The Top A.I. Breakthroughs of 2015

Progress in artificial intelligence and machine learning has been impressive this year. Those in the field acknowledge progress is accelerating year by year, though it is still a manageable pace for us. The vast majority of work in the field these days actually builds on previous work done by other teams earlier the same year, in contrast to most other fields where references span decades. Creating a summary of a wide range of developments in this field will almost invariably lead to descriptions that sound heavily anthropomorphic, and this summary does indeed. Such metaphors, however, are only convenient shorthands for talking about these functionalities. It’s important to remember that even though many of these capabilities sound very thought-like, they’re usually not very similar to how human cognition works. The systems are all of course functional and mechanistic, and, though increasingly less so, each are still quite narrow in what they do. Be warned though: in reading this article, these functionalities may seem to go from fanciful to prosaic.


Microsoft Deep Learning Brings Innovative Features – CNTK Shows Promise

Microsoft releases CNTK, a deep learning tool kit which shows promise.
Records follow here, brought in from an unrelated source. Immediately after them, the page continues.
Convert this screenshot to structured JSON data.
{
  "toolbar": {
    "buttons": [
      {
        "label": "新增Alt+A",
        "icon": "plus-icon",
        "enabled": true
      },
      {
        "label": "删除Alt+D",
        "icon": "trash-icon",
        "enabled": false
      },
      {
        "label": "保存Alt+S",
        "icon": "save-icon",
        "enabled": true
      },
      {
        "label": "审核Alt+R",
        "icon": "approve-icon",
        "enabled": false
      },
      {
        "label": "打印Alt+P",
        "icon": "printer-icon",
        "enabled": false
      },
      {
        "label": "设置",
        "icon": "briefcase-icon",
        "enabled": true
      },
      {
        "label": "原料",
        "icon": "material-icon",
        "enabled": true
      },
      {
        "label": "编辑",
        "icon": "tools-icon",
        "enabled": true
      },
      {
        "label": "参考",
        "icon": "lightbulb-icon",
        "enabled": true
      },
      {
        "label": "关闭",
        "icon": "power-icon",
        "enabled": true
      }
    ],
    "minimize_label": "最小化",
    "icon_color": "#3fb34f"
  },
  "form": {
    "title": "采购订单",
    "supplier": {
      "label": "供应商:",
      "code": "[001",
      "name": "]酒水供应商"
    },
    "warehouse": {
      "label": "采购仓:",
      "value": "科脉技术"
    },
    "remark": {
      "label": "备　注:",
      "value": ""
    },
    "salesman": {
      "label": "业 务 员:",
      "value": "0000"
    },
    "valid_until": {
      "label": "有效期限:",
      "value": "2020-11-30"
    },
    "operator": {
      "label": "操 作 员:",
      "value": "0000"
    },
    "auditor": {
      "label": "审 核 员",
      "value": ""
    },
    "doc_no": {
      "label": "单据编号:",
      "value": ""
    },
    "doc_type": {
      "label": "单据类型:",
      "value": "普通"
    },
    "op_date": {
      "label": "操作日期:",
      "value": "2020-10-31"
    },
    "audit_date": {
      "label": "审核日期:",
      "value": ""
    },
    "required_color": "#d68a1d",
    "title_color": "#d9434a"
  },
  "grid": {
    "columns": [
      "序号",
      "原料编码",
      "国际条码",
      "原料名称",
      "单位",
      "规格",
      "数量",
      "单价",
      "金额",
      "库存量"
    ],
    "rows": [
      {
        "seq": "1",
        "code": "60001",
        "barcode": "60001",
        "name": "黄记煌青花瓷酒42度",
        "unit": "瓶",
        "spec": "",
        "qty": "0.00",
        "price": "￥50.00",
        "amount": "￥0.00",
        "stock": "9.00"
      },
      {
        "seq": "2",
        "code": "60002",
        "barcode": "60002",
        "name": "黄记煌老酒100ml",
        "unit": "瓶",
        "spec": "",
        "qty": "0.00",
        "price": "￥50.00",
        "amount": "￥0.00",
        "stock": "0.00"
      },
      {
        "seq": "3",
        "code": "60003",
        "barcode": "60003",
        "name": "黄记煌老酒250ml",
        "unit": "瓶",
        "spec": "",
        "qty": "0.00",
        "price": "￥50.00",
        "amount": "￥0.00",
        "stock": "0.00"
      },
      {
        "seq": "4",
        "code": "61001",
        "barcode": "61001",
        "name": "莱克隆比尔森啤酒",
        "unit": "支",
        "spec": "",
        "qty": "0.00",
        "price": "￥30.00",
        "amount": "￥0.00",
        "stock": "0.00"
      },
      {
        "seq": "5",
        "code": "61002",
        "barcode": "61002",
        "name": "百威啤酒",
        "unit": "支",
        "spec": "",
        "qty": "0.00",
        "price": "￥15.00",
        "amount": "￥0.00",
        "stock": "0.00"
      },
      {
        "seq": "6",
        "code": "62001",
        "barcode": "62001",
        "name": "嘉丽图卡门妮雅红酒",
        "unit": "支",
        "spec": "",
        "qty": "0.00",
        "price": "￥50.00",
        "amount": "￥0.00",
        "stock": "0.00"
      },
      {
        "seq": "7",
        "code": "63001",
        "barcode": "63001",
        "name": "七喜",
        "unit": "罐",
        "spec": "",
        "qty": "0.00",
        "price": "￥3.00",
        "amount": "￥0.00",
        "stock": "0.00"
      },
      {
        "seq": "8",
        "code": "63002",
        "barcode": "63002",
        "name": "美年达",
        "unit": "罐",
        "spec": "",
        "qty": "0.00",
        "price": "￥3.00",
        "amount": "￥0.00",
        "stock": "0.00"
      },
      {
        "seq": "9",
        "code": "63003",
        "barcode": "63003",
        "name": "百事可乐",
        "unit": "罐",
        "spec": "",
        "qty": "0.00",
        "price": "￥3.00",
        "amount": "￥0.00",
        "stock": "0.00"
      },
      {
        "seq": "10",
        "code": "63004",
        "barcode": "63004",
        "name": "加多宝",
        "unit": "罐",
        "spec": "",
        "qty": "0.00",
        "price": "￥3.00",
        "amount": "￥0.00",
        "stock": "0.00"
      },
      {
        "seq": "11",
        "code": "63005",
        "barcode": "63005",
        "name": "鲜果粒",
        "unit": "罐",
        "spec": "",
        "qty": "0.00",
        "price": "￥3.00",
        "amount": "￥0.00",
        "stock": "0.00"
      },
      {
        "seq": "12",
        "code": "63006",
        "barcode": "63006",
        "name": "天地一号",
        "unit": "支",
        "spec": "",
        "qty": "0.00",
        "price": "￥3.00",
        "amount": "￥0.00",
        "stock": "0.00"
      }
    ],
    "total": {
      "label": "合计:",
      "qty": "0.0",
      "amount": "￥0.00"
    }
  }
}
While a few innovative features set it apart from its competitors, a major drawback may hurt its adoption.


Commonmark: Super Fast Markdown Rendering in R
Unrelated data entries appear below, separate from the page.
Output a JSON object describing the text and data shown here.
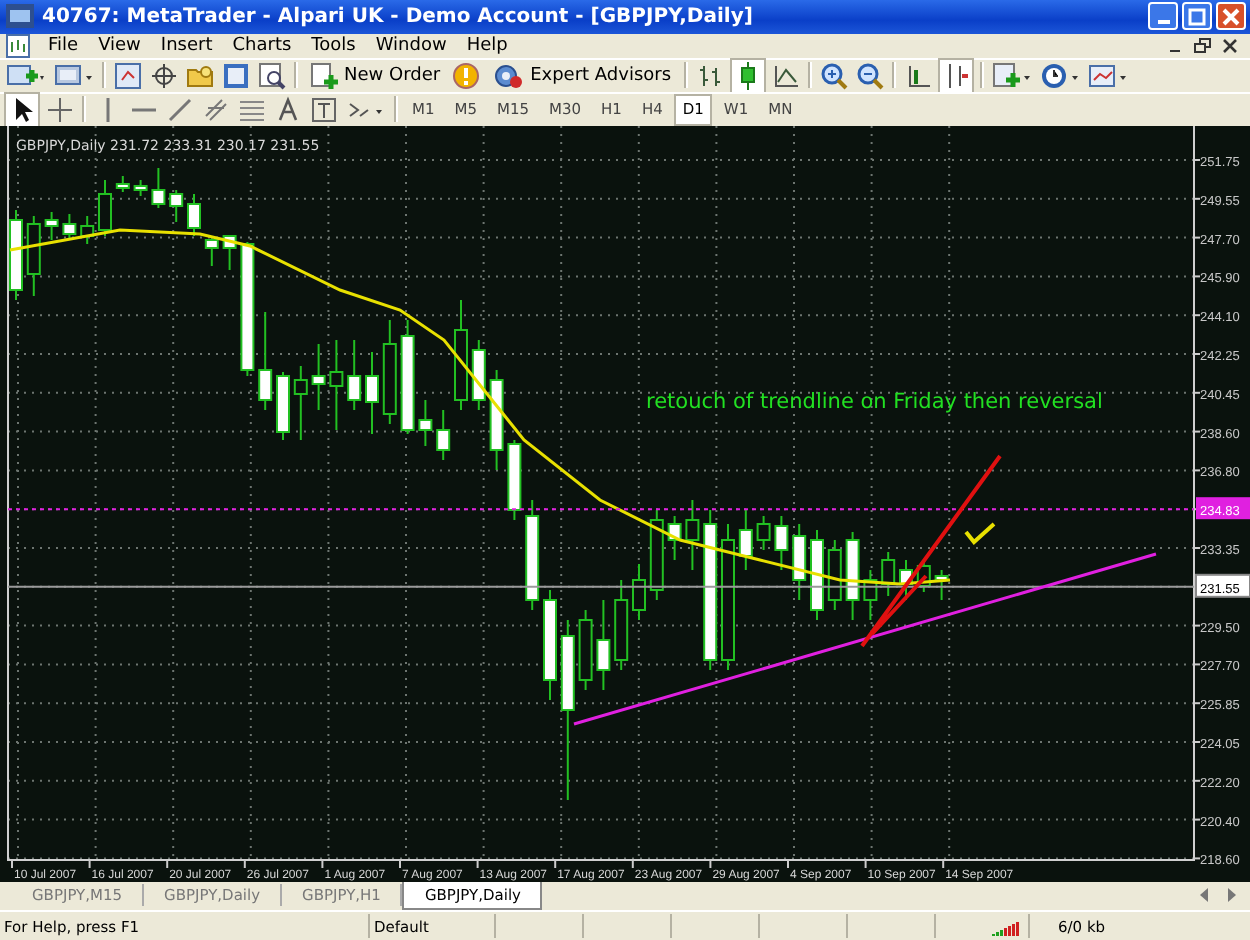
{
  "window": {
    "title": "40767: MetaTrader - Alpari UK - Demo Account - [GBPJPY,Daily]"
  },
  "menu": [
    "File",
    "View",
    "Insert",
    "Charts",
    "Tools",
    "Window",
    "Help"
  ],
  "toolbar": {
    "buttons": [
      "New Order",
      "Expert Advisors"
    ]
  },
  "timeframes": [
    {
      "label": "M1",
      "selected": false
    },
    {
      "label": "M5",
      "selected": false
    },
    {
      "label": "M15",
      "selected": false
    },
    {
      "label": "M30",
      "selected": false
    },
    {
      "label": "H1",
      "selected": false
    },
    {
      "label": "H4",
      "selected": false
    },
    {
      "label": "D1",
      "selected": true
    },
    {
      "label": "W1",
      "selected": false
    },
    {
      "label": "MN",
      "selected": false
    }
  ],
  "chart": {
    "info": "GBPJPY,Daily  231.72 233.31 230.17 231.55",
    "note": "retouch of trendline on Friday then reversal",
    "price_labels": [
      {
        "text": "251.75",
        "kind": "grid"
      },
      {
        "text": "249.55",
        "kind": "grid"
      },
      {
        "text": "247.70",
        "kind": "grid"
      },
      {
        "text": "245.90",
        "kind": "grid"
      },
      {
        "text": "244.10",
        "kind": "grid"
      },
      {
        "text": "242.25",
        "kind": "grid"
      },
      {
        "text": "240.45",
        "kind": "grid"
      },
      {
        "text": "238.60",
        "kind": "grid"
      },
      {
        "text": "236.80",
        "kind": "grid"
      },
      {
        "text": "234.83",
        "kind": "line"
      },
      {
        "text": "233.35",
        "kind": "grid"
      },
      {
        "text": "231.55",
        "kind": "bid"
      },
      {
        "text": "229.50",
        "kind": "grid"
      },
      {
        "text": "227.70",
        "kind": "grid"
      },
      {
        "text": "225.85",
        "kind": "grid"
      },
      {
        "text": "224.05",
        "kind": "grid"
      },
      {
        "text": "222.20",
        "kind": "grid"
      },
      {
        "text": "220.40",
        "kind": "grid"
      },
      {
        "text": "218.60",
        "kind": "grid"
      }
    ],
    "date_labels": [
      "10 Jul 2007",
      "16 Jul 2007",
      "20 Jul 2007",
      "26 Jul 2007",
      "1 Aug 2007",
      "7 Aug 2007",
      "13 Aug 2007",
      "17 Aug 2007",
      "23 Aug 2007",
      "29 Aug 2007",
      "4 Sep 2007",
      "10 Sep 2007",
      "14 Sep 2007"
    ]
  },
  "tabs": [
    {
      "label": "GBPJPY,M15",
      "selected": false
    },
    {
      "label": "GBPJPY,Daily",
      "selected": false
    },
    {
      "label": "GBPJPY,H1",
      "selected": false
    },
    {
      "label": "GBPJPY,Daily",
      "selected": true
    }
  ],
  "status_bar": [
    "For Help, press F1",
    "Default",
    "6/0 kb"
  ]
}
Markdown is used in many places these days, however the original spec actually leaves some ambiguity which makes it difficult to optimize and leads to inconsistencies between implementations. Commonmark is an initiative led by John MacFarlane at UC Berkeley (also the author of pandoc) to standardize the markdown syntax. Besides a specification, the commonmark team provides reference implementations for C (cmark) and JavaScript (commonmark.js). The commonmark R package wraps around cmark which converts markdown text into various formats, including html, latex and groff man. This makes commonmark very suitable for e.g. writing manual pages which are often stored in exactly these formats. In addition the package exposes the markdown parse tree in xml format to support customized output handling.


Unemployment in Europe
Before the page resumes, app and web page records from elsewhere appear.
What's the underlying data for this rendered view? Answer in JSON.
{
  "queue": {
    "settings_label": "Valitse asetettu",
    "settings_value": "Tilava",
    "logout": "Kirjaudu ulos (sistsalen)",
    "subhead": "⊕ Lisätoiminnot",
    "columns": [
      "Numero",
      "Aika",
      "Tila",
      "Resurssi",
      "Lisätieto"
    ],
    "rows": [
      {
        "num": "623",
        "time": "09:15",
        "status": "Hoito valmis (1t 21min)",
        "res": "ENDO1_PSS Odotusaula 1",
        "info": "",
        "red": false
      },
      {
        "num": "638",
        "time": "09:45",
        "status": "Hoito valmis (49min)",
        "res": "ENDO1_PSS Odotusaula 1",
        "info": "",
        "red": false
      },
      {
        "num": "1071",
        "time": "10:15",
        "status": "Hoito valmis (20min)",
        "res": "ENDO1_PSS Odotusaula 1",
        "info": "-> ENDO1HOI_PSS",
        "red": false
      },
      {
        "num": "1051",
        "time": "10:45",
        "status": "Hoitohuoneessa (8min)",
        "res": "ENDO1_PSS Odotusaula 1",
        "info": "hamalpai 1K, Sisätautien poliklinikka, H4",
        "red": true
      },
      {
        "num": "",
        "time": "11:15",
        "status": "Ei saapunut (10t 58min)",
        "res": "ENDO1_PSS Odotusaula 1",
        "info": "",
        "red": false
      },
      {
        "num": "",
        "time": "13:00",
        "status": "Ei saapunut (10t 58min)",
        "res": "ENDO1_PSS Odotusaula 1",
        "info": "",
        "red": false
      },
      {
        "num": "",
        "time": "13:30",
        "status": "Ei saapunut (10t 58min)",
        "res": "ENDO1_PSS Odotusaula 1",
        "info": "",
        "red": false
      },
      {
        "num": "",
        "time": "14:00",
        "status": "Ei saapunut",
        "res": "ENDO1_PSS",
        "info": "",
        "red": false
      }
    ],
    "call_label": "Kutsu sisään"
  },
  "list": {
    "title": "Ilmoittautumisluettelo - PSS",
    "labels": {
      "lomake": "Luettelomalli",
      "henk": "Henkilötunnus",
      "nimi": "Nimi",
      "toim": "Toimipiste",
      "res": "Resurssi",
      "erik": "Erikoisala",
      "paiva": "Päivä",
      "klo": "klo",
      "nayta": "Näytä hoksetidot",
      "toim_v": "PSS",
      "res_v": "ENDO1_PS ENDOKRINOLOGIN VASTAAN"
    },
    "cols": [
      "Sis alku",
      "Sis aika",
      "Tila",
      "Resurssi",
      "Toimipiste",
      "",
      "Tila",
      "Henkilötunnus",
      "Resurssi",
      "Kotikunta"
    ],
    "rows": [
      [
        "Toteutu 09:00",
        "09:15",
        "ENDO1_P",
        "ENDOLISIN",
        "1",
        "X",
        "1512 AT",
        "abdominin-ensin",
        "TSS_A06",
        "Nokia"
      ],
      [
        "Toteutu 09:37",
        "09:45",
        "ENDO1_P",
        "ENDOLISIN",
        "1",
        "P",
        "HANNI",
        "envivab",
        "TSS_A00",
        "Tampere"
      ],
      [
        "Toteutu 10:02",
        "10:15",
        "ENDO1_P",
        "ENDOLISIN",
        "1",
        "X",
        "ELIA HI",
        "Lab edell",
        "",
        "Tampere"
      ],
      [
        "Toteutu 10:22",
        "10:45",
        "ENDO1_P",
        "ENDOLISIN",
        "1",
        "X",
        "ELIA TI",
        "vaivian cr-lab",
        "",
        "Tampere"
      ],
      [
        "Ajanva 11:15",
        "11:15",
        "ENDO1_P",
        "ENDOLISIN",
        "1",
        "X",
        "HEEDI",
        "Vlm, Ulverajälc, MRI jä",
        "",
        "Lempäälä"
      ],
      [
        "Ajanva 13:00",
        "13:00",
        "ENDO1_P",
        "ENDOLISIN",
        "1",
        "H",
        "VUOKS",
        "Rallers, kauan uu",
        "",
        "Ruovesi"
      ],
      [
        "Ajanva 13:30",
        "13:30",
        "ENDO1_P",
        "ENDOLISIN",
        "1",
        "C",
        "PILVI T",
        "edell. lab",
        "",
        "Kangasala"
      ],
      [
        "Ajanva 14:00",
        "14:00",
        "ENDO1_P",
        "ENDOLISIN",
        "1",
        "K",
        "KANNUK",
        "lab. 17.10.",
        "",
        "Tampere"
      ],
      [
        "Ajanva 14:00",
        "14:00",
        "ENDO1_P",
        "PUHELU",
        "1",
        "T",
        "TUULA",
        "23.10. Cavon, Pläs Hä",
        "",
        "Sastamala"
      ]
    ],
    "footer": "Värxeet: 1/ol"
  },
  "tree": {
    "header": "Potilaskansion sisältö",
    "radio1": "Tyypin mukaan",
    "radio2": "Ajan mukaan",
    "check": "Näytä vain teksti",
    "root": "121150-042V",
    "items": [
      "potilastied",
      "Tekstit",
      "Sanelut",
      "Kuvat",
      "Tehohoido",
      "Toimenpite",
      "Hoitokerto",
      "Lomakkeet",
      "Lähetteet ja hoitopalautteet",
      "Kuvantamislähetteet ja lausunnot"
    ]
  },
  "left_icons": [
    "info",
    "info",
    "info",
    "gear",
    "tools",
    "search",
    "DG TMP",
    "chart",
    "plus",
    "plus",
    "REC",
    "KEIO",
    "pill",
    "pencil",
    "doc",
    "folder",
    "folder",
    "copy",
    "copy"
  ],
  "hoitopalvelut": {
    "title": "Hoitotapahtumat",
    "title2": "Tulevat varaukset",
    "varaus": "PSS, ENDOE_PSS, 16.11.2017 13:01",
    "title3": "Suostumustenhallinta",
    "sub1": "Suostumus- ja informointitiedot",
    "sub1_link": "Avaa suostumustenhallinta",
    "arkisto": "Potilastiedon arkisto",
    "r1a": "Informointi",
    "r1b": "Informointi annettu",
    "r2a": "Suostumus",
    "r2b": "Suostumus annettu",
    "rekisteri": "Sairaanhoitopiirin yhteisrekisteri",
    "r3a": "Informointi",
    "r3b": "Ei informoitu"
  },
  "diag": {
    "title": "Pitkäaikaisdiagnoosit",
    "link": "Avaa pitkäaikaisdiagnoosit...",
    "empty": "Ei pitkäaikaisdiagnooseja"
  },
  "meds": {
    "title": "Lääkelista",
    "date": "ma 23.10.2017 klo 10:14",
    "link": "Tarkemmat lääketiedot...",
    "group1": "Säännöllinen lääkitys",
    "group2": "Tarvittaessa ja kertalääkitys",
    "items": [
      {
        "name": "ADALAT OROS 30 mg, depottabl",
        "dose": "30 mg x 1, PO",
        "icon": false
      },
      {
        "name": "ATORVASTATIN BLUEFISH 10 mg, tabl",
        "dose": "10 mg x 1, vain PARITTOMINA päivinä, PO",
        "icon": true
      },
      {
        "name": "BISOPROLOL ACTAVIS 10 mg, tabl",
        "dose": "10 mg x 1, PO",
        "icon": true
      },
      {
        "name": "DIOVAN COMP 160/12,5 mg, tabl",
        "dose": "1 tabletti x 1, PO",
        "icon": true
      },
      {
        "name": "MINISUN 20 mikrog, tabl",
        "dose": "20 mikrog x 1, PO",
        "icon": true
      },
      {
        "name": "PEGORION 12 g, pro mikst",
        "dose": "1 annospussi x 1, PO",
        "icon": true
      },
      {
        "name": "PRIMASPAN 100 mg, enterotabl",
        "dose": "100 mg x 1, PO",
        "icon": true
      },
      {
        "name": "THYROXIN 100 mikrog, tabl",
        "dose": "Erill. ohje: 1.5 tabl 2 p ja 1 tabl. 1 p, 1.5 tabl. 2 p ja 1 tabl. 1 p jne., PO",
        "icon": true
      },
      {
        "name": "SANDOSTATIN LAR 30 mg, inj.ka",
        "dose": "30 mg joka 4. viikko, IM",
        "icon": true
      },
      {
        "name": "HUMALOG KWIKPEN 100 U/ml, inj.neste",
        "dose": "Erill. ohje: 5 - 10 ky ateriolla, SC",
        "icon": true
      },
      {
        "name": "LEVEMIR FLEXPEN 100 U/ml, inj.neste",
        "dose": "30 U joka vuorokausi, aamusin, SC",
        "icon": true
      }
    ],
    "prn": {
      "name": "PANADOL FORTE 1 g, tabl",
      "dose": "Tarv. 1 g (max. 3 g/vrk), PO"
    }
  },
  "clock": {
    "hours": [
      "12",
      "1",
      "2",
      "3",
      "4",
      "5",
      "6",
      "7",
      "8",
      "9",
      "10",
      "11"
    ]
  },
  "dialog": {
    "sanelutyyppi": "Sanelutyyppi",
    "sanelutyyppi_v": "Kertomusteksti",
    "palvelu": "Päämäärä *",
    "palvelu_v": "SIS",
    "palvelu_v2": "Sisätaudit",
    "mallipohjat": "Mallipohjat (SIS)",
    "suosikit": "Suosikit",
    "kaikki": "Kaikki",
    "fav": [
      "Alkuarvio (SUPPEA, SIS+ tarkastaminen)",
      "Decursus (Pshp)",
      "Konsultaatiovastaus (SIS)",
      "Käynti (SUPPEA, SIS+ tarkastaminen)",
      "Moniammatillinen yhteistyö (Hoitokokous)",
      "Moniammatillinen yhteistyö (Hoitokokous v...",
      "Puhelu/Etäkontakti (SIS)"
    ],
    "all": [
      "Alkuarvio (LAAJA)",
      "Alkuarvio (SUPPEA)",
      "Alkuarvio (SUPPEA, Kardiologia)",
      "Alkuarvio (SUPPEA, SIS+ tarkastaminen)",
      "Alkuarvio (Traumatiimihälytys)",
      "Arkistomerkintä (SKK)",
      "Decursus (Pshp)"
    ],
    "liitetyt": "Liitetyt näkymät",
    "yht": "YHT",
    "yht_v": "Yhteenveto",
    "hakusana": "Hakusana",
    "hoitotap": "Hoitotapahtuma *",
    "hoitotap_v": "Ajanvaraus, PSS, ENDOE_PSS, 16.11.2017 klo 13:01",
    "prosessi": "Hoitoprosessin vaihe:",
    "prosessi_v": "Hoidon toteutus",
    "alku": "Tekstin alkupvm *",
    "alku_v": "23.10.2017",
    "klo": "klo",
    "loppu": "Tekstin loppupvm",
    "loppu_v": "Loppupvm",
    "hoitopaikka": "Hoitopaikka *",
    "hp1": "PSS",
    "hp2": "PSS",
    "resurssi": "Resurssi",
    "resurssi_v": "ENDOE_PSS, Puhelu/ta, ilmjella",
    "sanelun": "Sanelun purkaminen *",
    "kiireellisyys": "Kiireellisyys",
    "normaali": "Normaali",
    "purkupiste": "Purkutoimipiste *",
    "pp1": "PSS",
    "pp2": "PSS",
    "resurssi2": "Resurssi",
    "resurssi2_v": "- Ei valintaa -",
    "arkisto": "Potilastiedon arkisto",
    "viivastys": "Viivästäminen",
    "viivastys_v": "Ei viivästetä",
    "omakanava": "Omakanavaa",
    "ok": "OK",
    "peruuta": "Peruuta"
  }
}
A couple of years I have made plots of unemployment and its change over the years. At first this was a bigger and complex piece of code. As things have progressed, the code can now become pretty concise. There are just plenty of packages to do the heavy lifting. So, this year I tried to make the code easy to read and reasonably documented.


New in V8: Calling R, from JavaScript, from R, from Javascript…

The V8 package provides an R interface to Google’s open source JavaScript engine. The package is completely self contained and requires no runtime dependencies, making it very easy to execute JavaScript code from R. A hand full of CRAN packages use V8 to provide R bindings to useful JavaScript libraries. Have a look at the v8 vignette to get started.


Tracking ggplot2 Extensions

The purpose of this blog post is to inform R users of a website that I created to track and list ggplot2 extensions. The site is available at: http://ggplot2-exts.github.io. The purpose of this site is to help other R users easily find ggplot2 extensions that are coming in “fast and furious” from the R community.


Video: Applied Predictive Modeling with R

There’s more to Iowa than just today’s presidential primary. Last month, the Central Iowa R User Group hosted Dr. Max Kuhn, Director of Non-Clinical Statistics at Pfizer Global R&D, via video-chat to present on Applied Predictive Modeling with R. Max is the co-author of the excellent book Applied Predictive Modeling (read our review here), and in the presentation he covers many of the topics from the book in a brisk 75 minutes.


Voronoi Diagrams in Plotly and R

Here’s a function which uses plotly’s R Library to overlay a voronoi diagram on top of a 2-D K-Means visualization.